====== Data under study

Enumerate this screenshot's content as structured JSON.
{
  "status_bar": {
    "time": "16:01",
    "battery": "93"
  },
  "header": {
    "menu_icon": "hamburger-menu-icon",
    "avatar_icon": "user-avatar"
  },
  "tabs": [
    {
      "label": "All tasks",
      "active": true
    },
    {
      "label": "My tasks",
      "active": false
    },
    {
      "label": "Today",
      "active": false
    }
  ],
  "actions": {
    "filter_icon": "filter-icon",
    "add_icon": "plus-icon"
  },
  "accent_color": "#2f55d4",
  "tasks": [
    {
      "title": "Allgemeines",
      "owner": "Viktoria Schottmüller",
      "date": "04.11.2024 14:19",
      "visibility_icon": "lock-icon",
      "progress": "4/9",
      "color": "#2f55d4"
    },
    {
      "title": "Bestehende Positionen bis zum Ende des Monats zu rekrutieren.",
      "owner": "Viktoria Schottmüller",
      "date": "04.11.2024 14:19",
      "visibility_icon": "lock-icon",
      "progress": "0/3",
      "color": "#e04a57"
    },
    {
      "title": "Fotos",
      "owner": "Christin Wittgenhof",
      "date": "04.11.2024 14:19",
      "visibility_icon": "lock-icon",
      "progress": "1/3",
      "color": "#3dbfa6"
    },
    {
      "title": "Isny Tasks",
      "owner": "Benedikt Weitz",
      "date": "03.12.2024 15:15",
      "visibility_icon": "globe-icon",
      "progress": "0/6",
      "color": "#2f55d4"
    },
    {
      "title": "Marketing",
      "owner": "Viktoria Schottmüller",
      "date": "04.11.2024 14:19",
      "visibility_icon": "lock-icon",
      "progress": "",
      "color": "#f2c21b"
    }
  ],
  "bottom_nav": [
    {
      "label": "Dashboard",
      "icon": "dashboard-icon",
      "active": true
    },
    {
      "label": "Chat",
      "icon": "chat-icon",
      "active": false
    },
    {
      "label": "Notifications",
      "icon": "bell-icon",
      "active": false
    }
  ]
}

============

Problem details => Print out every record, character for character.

Solution to the problem =>
Enumerate this screenshot's content as structured JSON.
{
  "status_bar": {
    "time": "16:01",
    "battery": "93"
  },
  "header": {
    "menu_icon": "hamburger-menu-icon",
    "avatar_icon": "user-avatar"
  },
  "tabs": [
    {
      "label": "All tasks",
      "active": true
    },
    {
      "label": "My tasks",
      "active": false
    },
    {
      "label": "Today",
      "active": false
    }
  ],
  "actions": {
    "filter_icon": "filter-icon",
    "add_icon": "plus-icon"
  },
  "accent_color": "#2f55d4",
  "tasks": [
    {
      "title": "Allgemeines",
      "owner": "Viktoria Schottmüller",
      "date": "04.11.2024 14:19",
      "visibility_icon": "lock-icon",
      "progress": "4/9",
      "color": "#2f55d4"
    },
    {
      "title": "Bestehende Positionen bis zum Ende des Monats zu rekrutieren.",
      "owner": "Viktoria Schottmüller",
      "date": "04.11.2024 14:19",
      "visibility_icon": "lock-icon",
      "progress": "0/3",
      "color": "#e04a57"
    },
    {
      "title": "Fotos",
      "owner": "Christin Wittgenhof",
      "date": "04.11.2024 14:19",
      "visibility_icon": "lock-icon",
      "progress": "1/3",
      "color": "#3dbfa6"
    },
    {
      "title": "Isny Tasks",
      "owner": "Benedikt Weitz",
      "date": "03.12.2024 15:15",
      "visibility_icon": "globe-icon",
      "progress": "0/6",
      "color": "#2f55d4"
    },
    {
      "title": "Marketing",
      "owner": "Viktoria Schottmüller",
      "date": "04.11.2024 14:19",
      "visibility_icon": "lock-icon",
      "progress": "",
      "color": "#f2c21b"
    }
  ],
  "bottom_nav": [
    {
      "label": "Dashboard",
      "icon": "dashboard-icon",
      "active": true
    },
    {
      "label": "Chat",
      "icon": "chat-icon",
      "active": false
    },
    {
      "label": "Notifications",
      "icon": "bell-icon",
      "active": false
    }
  ]
}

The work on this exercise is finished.